Females can only ever have one dose, this is why double barring is sex linked.
Mating Cuckoo to White
commenting only from personal experience with the WA Whites acquired
Double bar factor Cuckoo rooster mated to White hens = on average 55% hatched Cuckoo (both sexes). Most displayed a poor pattern that did not extend the length of the feather.
About 10% to 15% of the females were White with black or Cuckoo flecking = these were grown out and mated back to Cuckoo.
The remaining birds displayed as White (both sexes).
When either the White or flecked birds were mated brother sister they produced 90% to 100% Cuckoo, with the balance either White or White with flecking.
Single bar factor Cuckoo rooster mated to White hens = about 35% of the males hatched Cuckoo, with a higher percentage of the females White displaying flecking.
With either these White or flecked offspring when mated brother sister 80% to 90% Cuckoo (both sexes), displaying a better pattern than the Double bar offspring, and 10% to 20% White or White with flecking.
With both the Double and Single bar factor Cuckoo/White cross all that hatched White were a very bright crisp White but they all carried Cuckoo when test mated back to White.
I found the ones with the flecking to be the better choice to mate to Cuckoo, as they tended to throw a higher percentage of Cuckoo when mated back to Cuckoo.

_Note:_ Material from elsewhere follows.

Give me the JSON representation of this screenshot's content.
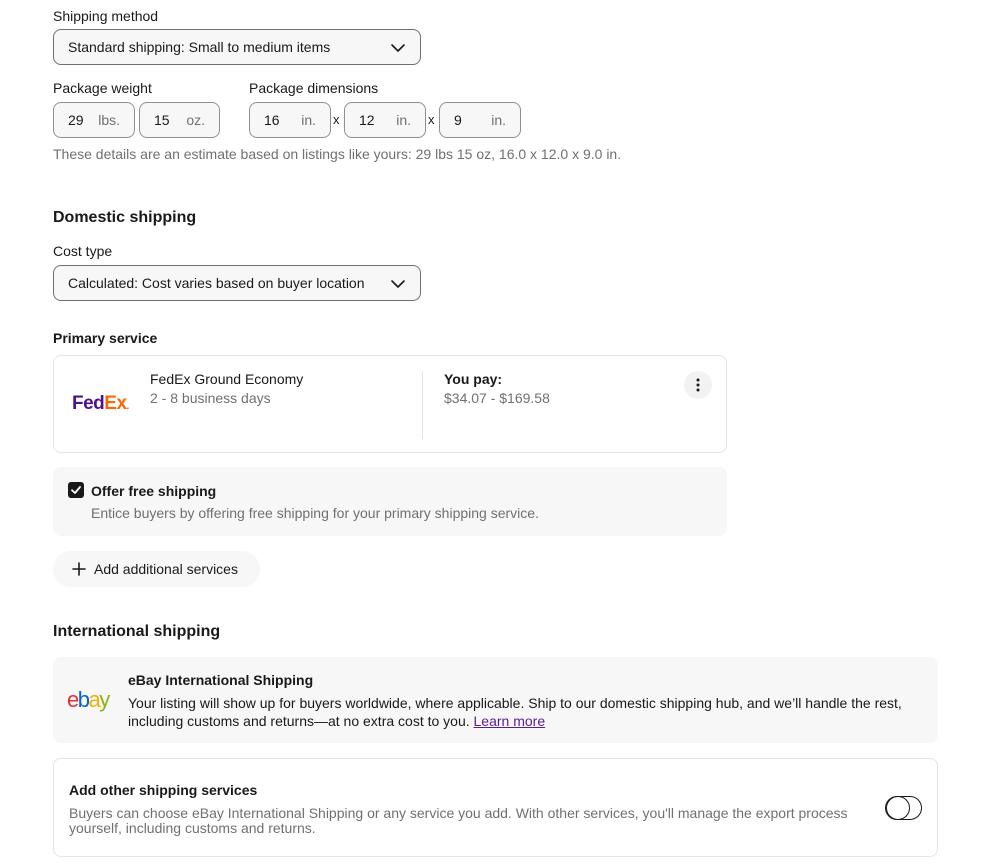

The Cuckoo/White mating keeps the beak and eyes the correct colour as the White has the same as the Cuckoo in this regard.
Note that the legs on Cuckoo are often white skinned with mottling as per the Cuckoo gene, this is allowed as per APS Edition 2.
# subject to copyright laws of Australia